Continue reading Do Launch Parties Work?
I’m not perfect, and I’d be willing to bet you aren’t either.
But, I am someone who feels the need to be perfect—or as close as possible—especially when it comes to writing. I could revise the same piece forever and it still not feel perfect to me. I often wonder if people who have created a “masterpiece” still see flaws. What did Michelangelo think of his work in the Sistine Chapel? How did Mozart feel about his symphonies? Shakespeare? Dickens? (You choose which one.) These people are people, just like anyone else. So what makes them so special? What makes their work so wonderful?
In all honesty, I don’t know. Hard work? Natural talent? Divine inspiration? Luck of the draw? Most of those things we aren’t able to control. However, we can control and improve ourselves through hard work and dedication to the art. That’s what I want to talk […]
Continue reading The Hard Work of Writing
Hello again, Magical Words! I’m baaaccckk!
Today, I launch what I have been calling the 2015 Summer-of-Two-Releases Virtual Tour. Over the course of the next five weeks, I have two books coming out: On July 21, Dead Man’s Reach, the fourth and (for now) final Thieftaker novel, will be released by Tor Books under the D.B. Jackson pseudonym. And on August 4, His Father’s Eyes, the second volume in The Case Files of Justis Fearsson, will come out from Baen Books under my own name.
For those of you keeping score at home, that’s two novels, in two separate series, under two bylines, coming out from two publishers. When we (my agent, Lucienne Diver, and I) sold the second series, we didn’t envision this kind of summer. We hoped that the books would come out far apart.
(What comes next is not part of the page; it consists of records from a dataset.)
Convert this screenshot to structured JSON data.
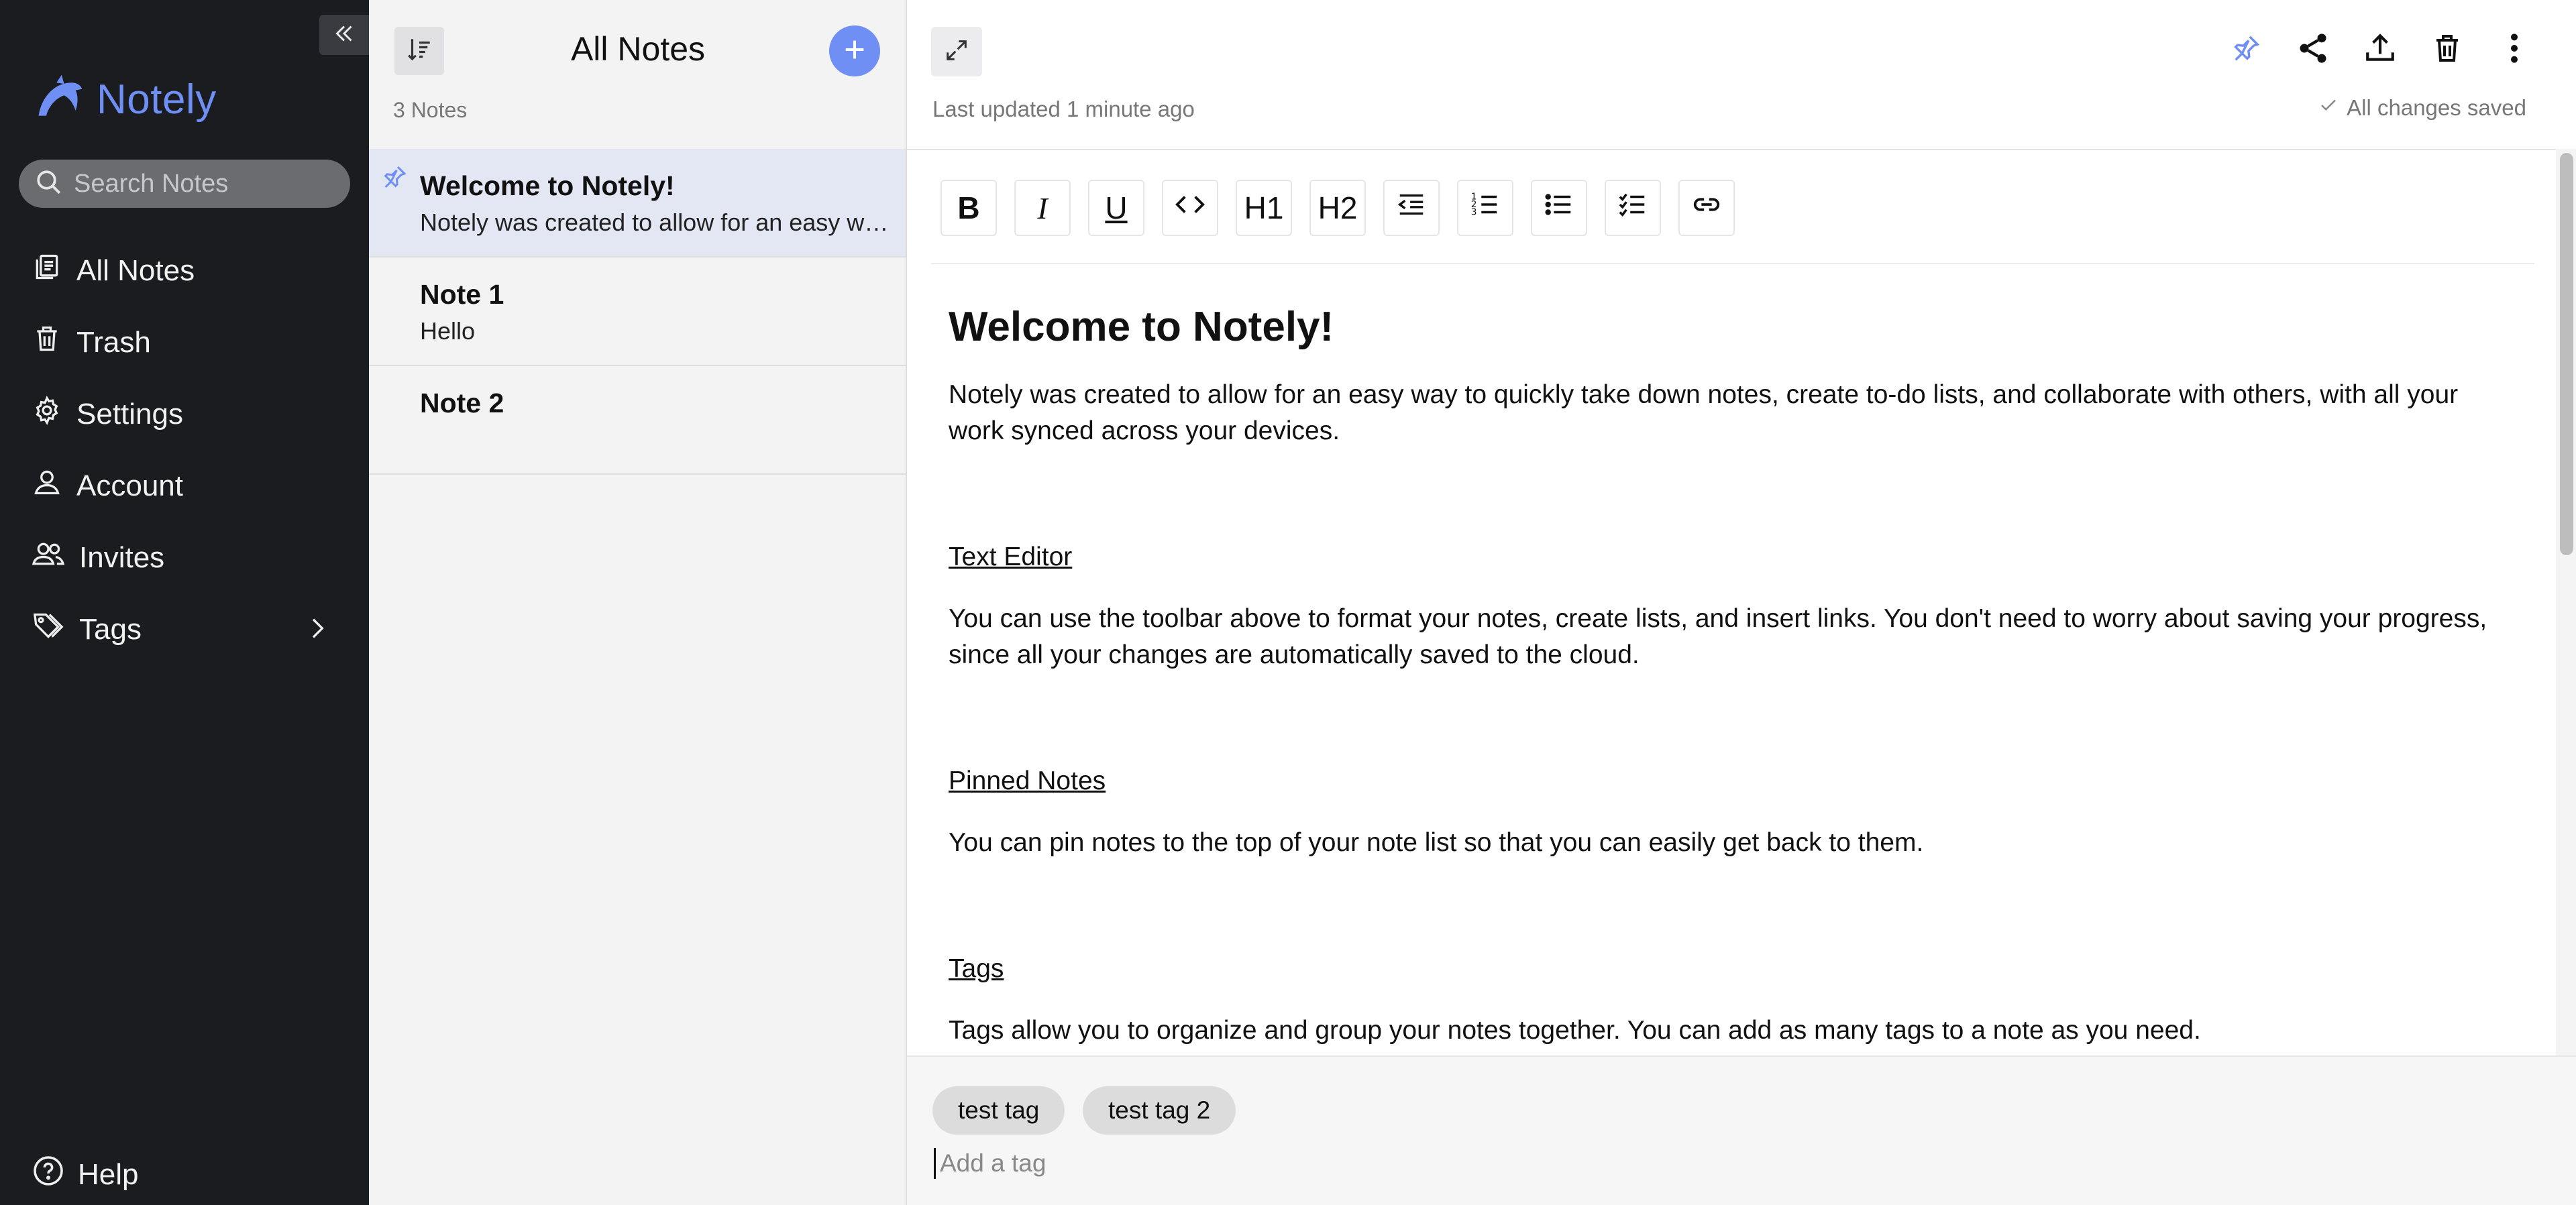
{
  "sidebar": {
    "brand": "Notely",
    "search_placeholder": "Search Notes",
    "nav": [
      {
        "label": "All Notes",
        "icon": "notes-icon"
      },
      {
        "label": "Trash",
        "icon": "trash-icon"
      },
      {
        "label": "Settings",
        "icon": "gear-icon"
      },
      {
        "label": "Account",
        "icon": "user-icon"
      },
      {
        "label": "Invites",
        "icon": "users-icon"
      },
      {
        "label": "Tags",
        "icon": "tag-icon"
      }
    ],
    "help": "Help"
  },
  "notelist": {
    "title": "All Notes",
    "count": "3 Notes",
    "notes": [
      {
        "title": "Welcome to Notely!",
        "preview": "Notely was created to allow for an easy way to quickly take down notes, create to-do lists, and collaborate with others, with all your work synced across your devices.",
        "pinned": true,
        "active": true
      },
      {
        "title": "Note 1",
        "preview": "Hello",
        "pinned": false,
        "active": false
      },
      {
        "title": "Note 2",
        "preview": "",
        "pinned": false,
        "active": false
      }
    ]
  },
  "editor": {
    "last_updated": "Last updated 1 minute ago",
    "saved_status": "All changes saved",
    "toolbar": [
      "B",
      "I",
      "U",
      "<>",
      "H1",
      "H2",
      "indent",
      "ordered-list",
      "bullet-list",
      "checklist",
      "link"
    ],
    "toolbar_text": {
      "bold": "B",
      "italic": "I",
      "underline": "U",
      "h1": "H1",
      "h2": "H2"
    },
    "content": {
      "title": "Welcome to Notely!",
      "intro": "Notely was created to allow for an easy way to quickly take down notes, create to-do lists, and collaborate with others, with all your work synced across your devices.",
      "sections": [
        {
          "heading": "Text Editor",
          "body": "You can use the toolbar above to format your notes, create lists, and insert links. You don't need to worry about saving your progress, since all your changes are automatically saved to the cloud."
        },
        {
          "heading": "Pinned Notes",
          "body": "You can pin notes to the top of your note list so that you can easily get back to them."
        },
        {
          "heading": "Tags",
          "body": "Tags allow you to organize and group your notes together. You can add as many tags to a note as you need."
        }
      ]
    },
    "tags": [
      "test tag",
      "test tag 2"
    ],
    "tag_placeholder": "Add a tag"
  },
  "colors": {
    "accent": "#6f8ff5",
    "sidebar_bg": "#1b1c20",
    "list_bg": "#f3f3f3",
    "active_note_bg": "#e3e6f3"
  }
}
But in publishing, things don’t always work out according to plan, and really, […]
Continue reading David B. Coe: Different Books, Different Roles
Two weeks ago, we started talking about words often confused, and we’re going to continue that today. Today, however, we are going to talk about words that sound the same but can be written as one word or two.
Always – All Ways
Always: this spelling is used when you mean forever
All Ways: this spelling is used when you mean that you have tried all of the different ways
Alright – All Right
Alright: this spelling is used when you mean OK (note: this is a non-standard word that some people don’t consider a word at all!)
All Right: this spelling is used when you mean that everything is right or as it should be
Already – All Ready
Already: this spelling is used when you mean that something has happened
All Ready: this spelling is used when you mean that something is completely prepared
Continue reading Commonly Confused Words – One Word or Two?
Well, another successful ConCarolinas has come and gone. I’m a little sad this morning, since for the last three days I’ve been surrounded by a thousand of my closest friends, so it’s a little quiet around here now that we’ve all gone home. *laughs*
But one of the nice things about going to cons, either as a writing professional or as a fan, is all the great ideas you come home with. During breakfast Sunday morning, I was asked if I’d had any new projects come my way, and at that moment, I hadn’t. An hour later, I had. It can happen just that quickly. (Before you ask, the new project is still in its birth throes, so as soon as I have solid information to share, I promise I will. It’ll involve some of you, after all, so feel free to be excited!) One writer I talked to received […]
Continue reading Ah, Con!